Microsoft’s plan to port Android apps to Windows 10 has reportedly fallen apart

So much for letting developers easily transfer their apps to Windows devices

Back at its Build developer conference, Microsoft wowed us with a new demo of the HoloLens headset and talked up big features of the still-to-come Windows 10, but one of the biggest announcements had to do with Android and iOS apps.

And not even the company’s own mobile apps, which have spread out to other platforms like wildfire in recent months. Instead, Microsoft planned to release tools that would easily convert existing iOS apps to Windows 10, as well as emulate Android apps, letting developers flood the comparatively barren Windows Store with loads more top-tier apps and games.

Only that might not happen now – not with Android, at least. Project Astoria, which was Microsoft’s part of the plan that allowed emulation of Android apps in Windows 10, has been delayed or possibly even canceled. Windows Central has a report out in which sources claim that the project has run into challenges and had a huge team of developers trying to make it work.

The developer forums for the project have gone dead, and the code needed for the Android emulation is missing from the final version of Windows 10 Mobile. The Verge adds that its sources claim security concerns and the looming promise of added app piracy are also contributing factors for Microsoft pulling away from its promise.

Microsoft hasn’t confirmed whether Astoria is delayed or properly cancelled, but it issued a statement saying, "We’re committed to offering developers many options to bring their apps to the Windows Platform, including bridges available now for Web and iOS, and soon Win32. The Astoria bridge is not ready yet, but other tools offer great options for developers."

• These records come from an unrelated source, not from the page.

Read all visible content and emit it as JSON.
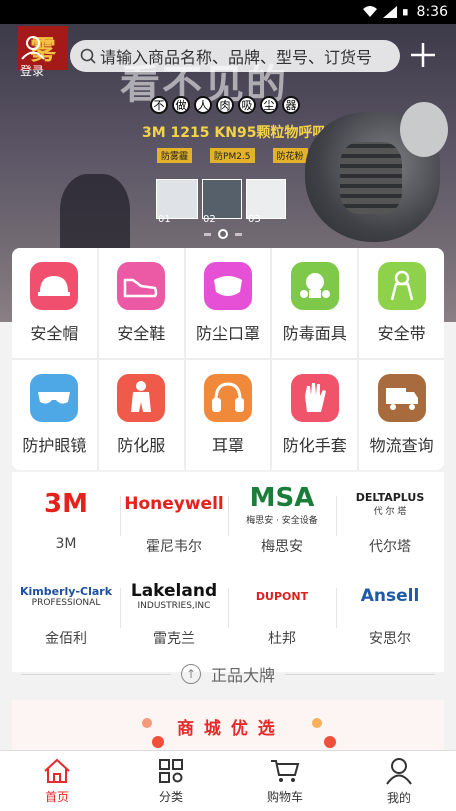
{
  "status_bar": {
    "time": "8:36",
    "icons": [
      "wifi-icon",
      "signal-icon",
      "battery-icon"
    ]
  },
  "header": {
    "logo_text": "雾",
    "login_label": "登录",
    "search_placeholder": "请输入商品名称、品牌、型号、订货号"
  },
  "banner": {
    "background_text": "看不见的",
    "tagline_chars": [
      "不",
      "做",
      "人",
      "肉",
      "吸",
      "尘",
      "器"
    ],
    "product_title": "3M 1215 KN95颗粒物呼吸套装",
    "chips": [
      "防雾霾",
      "防PM2.5",
      "防花粉"
    ],
    "thumb_numbers": [
      "01",
      "02",
      "03"
    ],
    "active_slide": 2,
    "slide_count": 3
  },
  "categories": [
    {
      "label": "安全帽",
      "icon": "hard-hat-icon",
      "color": "#f0506e"
    },
    {
      "label": "安全鞋",
      "icon": "shoe-icon",
      "color": "#ec5aa6"
    },
    {
      "label": "防尘口罩",
      "icon": "mask-icon",
      "color": "#e650d6"
    },
    {
      "label": "防毒面具",
      "icon": "gas-mask-icon",
      "color": "#7ec94a"
    },
    {
      "label": "安全带",
      "icon": "safety-belt-icon",
      "color": "#8ed14a"
    },
    {
      "label": "防护眼镜",
      "icon": "goggles-icon",
      "color": "#4fa8e6"
    },
    {
      "label": "防化服",
      "icon": "chemical-suit-icon",
      "color": "#ef5a4a"
    },
    {
      "label": "耳罩",
      "icon": "earmuff-icon",
      "color": "#f08a3a"
    },
    {
      "label": "防化手套",
      "icon": "glove-icon",
      "color": "#f0546a"
    },
    {
      "label": "物流查询",
      "icon": "truck-icon",
      "color": "#a86b3e"
    }
  ],
  "brands": [
    {
      "name": "3M",
      "logo_text": "3M",
      "logo_color": "#e4221b"
    },
    {
      "name": "霍尼韦尔",
      "logo_text": "Honeywell",
      "logo_color": "#e4221b"
    },
    {
      "name": "梅思安",
      "logo_text": "MSA",
      "logo_subtext": "梅思安 · 安全设备",
      "logo_color": "#1a7d3a"
    },
    {
      "name": "代尔塔",
      "logo_text": "DELTAPLUS",
      "logo_subtext": "代 尔 塔",
      "logo_color": "#222222"
    },
    {
      "name": "金佰利",
      "logo_text": "Kimberly-Clark",
      "logo_subtext": "PROFESSIONAL",
      "logo_color": "#1d4fa0"
    },
    {
      "name": "雷克兰",
      "logo_text": "Lakeland",
      "logo_subtext": "INDUSTRIES,INC",
      "logo_color": "#111111"
    },
    {
      "name": "杜邦",
      "logo_text": "DUPONT",
      "logo_color": "#d8231e"
    },
    {
      "name": "安思尔",
      "logo_text": "Ansell",
      "logo_color": "#1e5aa8"
    }
  ],
  "brand_section_title": "正品大牌",
  "mall_section_title": "商 城 优 选",
  "tabbar": [
    {
      "label": "首页",
      "icon": "home-icon",
      "active": true
    },
    {
      "label": "分类",
      "icon": "grid-icon",
      "active": false
    },
    {
      "label": "购物车",
      "icon": "cart-icon",
      "active": false
    },
    {
      "label": "我的",
      "icon": "user-icon",
      "active": false
    }
  ]
}
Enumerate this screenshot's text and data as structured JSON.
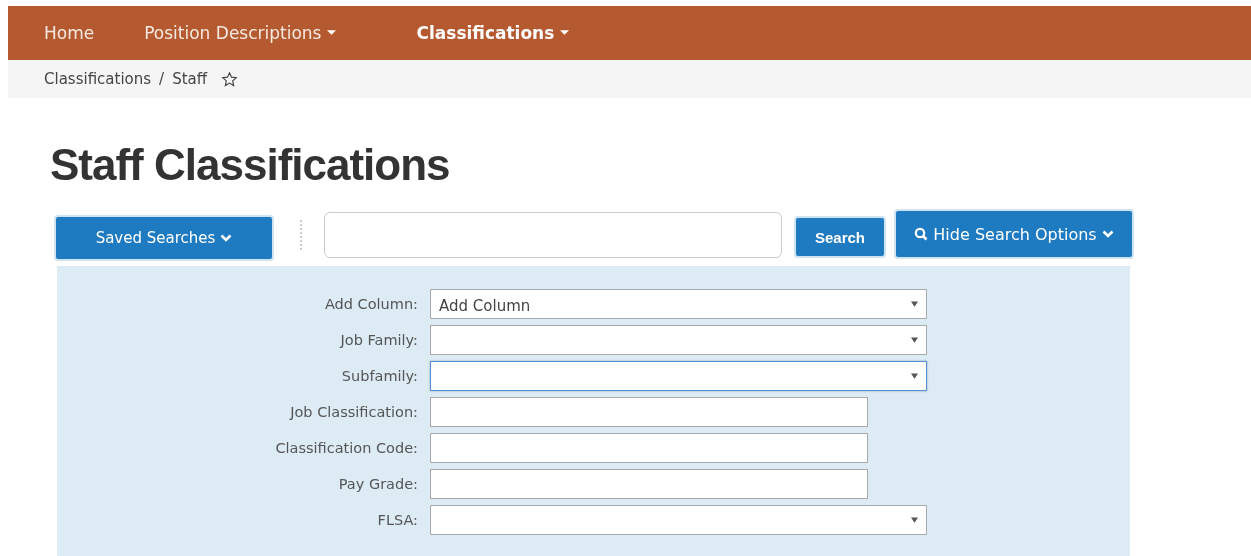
{
  "nav": [
    {
      "label": "Home",
      "selected": false,
      "has_menu": false
    },
    {
      "label": "Position Descriptions",
      "selected": false,
      "has_menu": true
    },
    {
      "label": "Classifications",
      "selected": true,
      "has_menu": true
    }
  ],
  "breadcrumb": {
    "items": [
      "Classifications",
      "Staff"
    ],
    "separator": "/"
  },
  "title": "Staff Classifications",
  "toolbar": {
    "saved_searches": "Saved Searches",
    "search_button": "Search",
    "options_button": "Hide Search Options"
  },
  "fields": [
    {
      "label": "Add Column:",
      "kind": "select",
      "value": "Add Column",
      "focused": false
    },
    {
      "label": "Job Family:",
      "kind": "select",
      "focused": false
    },
    {
      "label": "Subfamily:",
      "kind": "select",
      "focused": true
    },
    {
      "label": "Job Classification:",
      "kind": "text",
      "focused": false
    },
    {
      "label": "Classification Code:",
      "kind": "text",
      "focused": false
    },
    {
      "label": "Pay Grade:",
      "kind": "text",
      "focused": false
    },
    {
      "label": "FLSA:",
      "kind": "select",
      "focused": false
    }
  ]
}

In other words, if you made an Android-only app, you may not get Microsoft’s help in bringing it over to Windows 10. It’s a shame to see such a big, exciting promise seemingly brushed aside.

[Sources: Windows Central, The Verge]

Profile image of Andrew Hayward Andrew Hayward Freelance Writer


Andrew writes features, news stories, reviews, and other pieces, often when the UK home team is off-duty or asleep. I'm based in Chicago with my lovely wife, amazing son, and silly cats, and my writing about games, gadgets, esports, apps, and plenty more has appeared in more than 75 publications since 2006.

Areas of expertise

Video games, gadgets, apps, smart home